The American tax payers have been exonerated; at least for a short while; from carrying the burden imposed by poor financial management. It has taken an act of Congress to grant us this brief reprieve. It’s somewhat disturbing that both Presidential hopefuls endorsed a bail-out for the tottering financial institutions. It appears the dictionary for administrative offices no longer contain the term, “fiscal responsibility”.
Said R. Bruce Josten, the top lobbyist for the Chamber of Commerce in a letter to members. “Make no mistake: When the aftermath of congressional inaction becomes clear, Americans will not tolerate those who stood by and let the calamity happen.”
The lobbying market is casting about for a spin to make the American people feel guilty and a way to shift the blame. It is making threats, unsubstantiated by facts. The American people didn’t visit this calamity on themselves. It was elicited by the very institutions that, having wiped out the afford ability of the middle class, now wish to continue their poor policies of granting extended credit and loans to entities that have ceased to produce a substantial return for the investment. These entities have become liabilities. They can’t be rescued any more than you can risk giving a gambler more money to recuperate from his losses.
As a society, we understand to some extent how these banking institutions have failed. They over-calculated the demand within the real estate market. Major industries transferred their production to foreign countries with cheaper labor laws, leaving scores of blue and white collar workers without jobs. Commercial enterprises have forced small businesses into bare survival. We are left only with our energy resources and computer technology. This is not enough to rebuild the infrastructure for a healthy, prosperous population.
The rebuilding needs to take place in the ability of the people to maintain once again, a self-sustaining economy. This could mean radical changes in lending policies and in the direction of the funds. The investments should be made in alternative energy, clean water facilities and bio-agricultural developments. Easier loans should be made available for small farming operations, energy efficient businesses, and low cost housing. States that are able to support and develop their natural resources; i.e., energy, timber, mining, fishing, etc., through loan sharing should do so by placing equal shares into stock that generate funds back into the state’s economy. This way, not only what has been borrowed has been paid back, but the revenues of the state resources are going back to the state’s general fund. This was the basic foundation for the Alaskan permanent fund. The funds generated through lease sales of oil properties were placed into a general fund that instead of sitting idle, or dispersed until it was gone, was placed into stocks that produced enough profit to give the citizens of the state a yearly dividend. If we, the tax paying people of the United States must shoulder the burden of financial irresponsibility, then we people, rightfully own the fallen institutions and should be allowed to choose the directions of its investments.
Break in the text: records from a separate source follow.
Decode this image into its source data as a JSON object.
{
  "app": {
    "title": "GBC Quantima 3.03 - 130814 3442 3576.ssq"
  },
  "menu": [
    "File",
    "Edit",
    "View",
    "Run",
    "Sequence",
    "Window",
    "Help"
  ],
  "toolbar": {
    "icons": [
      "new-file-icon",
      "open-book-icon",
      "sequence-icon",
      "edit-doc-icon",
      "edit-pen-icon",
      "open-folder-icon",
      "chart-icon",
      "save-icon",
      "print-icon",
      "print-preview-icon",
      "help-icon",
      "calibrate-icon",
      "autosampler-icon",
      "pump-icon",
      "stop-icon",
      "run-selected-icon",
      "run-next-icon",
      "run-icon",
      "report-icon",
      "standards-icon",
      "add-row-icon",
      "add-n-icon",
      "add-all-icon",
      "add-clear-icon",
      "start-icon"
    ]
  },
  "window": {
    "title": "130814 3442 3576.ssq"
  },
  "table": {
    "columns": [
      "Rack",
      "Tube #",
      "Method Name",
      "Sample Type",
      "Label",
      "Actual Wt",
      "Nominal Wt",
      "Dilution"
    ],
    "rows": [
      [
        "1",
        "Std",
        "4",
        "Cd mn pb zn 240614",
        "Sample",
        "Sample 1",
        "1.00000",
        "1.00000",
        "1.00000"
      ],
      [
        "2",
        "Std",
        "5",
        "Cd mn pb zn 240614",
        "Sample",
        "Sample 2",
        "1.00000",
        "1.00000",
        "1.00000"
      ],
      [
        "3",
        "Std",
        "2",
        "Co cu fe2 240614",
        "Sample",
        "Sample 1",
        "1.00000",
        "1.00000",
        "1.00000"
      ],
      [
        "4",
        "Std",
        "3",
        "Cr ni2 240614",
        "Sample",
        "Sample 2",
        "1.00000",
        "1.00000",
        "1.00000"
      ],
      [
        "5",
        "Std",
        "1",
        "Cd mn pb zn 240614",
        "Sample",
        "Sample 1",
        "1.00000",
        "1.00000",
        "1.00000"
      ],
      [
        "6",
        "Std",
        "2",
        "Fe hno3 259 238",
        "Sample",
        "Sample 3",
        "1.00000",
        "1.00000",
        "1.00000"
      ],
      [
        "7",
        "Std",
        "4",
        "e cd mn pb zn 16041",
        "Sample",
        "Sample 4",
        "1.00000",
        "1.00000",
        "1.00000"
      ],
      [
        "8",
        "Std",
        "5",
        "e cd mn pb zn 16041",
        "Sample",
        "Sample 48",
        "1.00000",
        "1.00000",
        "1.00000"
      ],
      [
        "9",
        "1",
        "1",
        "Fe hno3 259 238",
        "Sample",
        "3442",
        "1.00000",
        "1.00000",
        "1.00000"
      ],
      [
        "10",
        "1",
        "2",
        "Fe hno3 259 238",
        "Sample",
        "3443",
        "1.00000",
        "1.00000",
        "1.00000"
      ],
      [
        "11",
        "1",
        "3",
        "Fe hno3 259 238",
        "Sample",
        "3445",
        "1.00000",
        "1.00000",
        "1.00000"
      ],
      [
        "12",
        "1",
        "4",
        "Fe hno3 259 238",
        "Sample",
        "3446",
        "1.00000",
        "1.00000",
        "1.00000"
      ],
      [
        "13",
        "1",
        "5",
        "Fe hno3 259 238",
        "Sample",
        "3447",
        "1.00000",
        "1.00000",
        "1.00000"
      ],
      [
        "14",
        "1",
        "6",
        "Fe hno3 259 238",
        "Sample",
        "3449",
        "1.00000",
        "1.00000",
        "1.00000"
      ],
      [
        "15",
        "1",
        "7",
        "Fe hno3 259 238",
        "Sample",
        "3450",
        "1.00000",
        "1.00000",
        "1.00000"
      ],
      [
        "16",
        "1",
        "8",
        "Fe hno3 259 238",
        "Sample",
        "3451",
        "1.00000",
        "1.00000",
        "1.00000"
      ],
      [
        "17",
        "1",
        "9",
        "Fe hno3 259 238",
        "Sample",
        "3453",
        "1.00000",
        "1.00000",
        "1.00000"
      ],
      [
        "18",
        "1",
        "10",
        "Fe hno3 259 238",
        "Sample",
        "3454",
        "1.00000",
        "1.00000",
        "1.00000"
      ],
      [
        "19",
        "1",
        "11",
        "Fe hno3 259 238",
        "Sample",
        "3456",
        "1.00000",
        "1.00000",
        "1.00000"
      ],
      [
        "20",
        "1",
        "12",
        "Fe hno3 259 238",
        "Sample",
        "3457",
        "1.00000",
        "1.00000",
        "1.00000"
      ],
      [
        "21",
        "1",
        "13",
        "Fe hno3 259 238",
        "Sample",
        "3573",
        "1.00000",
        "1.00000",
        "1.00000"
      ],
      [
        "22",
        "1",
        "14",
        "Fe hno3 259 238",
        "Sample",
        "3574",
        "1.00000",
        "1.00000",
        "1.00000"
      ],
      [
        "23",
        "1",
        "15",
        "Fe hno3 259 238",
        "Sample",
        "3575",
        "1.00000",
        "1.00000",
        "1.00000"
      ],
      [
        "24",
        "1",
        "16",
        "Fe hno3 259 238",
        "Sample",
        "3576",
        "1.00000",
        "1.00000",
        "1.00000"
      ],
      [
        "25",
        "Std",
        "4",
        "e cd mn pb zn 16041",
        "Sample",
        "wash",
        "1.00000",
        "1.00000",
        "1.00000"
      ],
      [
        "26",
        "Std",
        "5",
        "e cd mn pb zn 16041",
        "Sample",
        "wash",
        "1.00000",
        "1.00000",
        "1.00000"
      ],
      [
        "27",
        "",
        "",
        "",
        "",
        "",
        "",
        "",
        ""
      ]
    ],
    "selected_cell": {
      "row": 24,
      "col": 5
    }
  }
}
“What happened today was not a failure of a bill, it was a failure of will,” said Dodd, the Banking Committee chairman. “Our hope is that cooler heads will prevail, people will think about what they did today and recognize that this is not just scare tactics — it’s reality.”
The truth is, the banking institution has failed to protect the assets of its investors. It has failed through short sighted get rich quick schemes, through reckless credit lending. We can not enable them with our tax payer’s dollars to continue these same policies designed to postpone the inevitable. We must build our own direction and the direction must be one that carries us into a progressive future, not one that will have crippling repercussions on our ability to thrive and give stability to our future generations.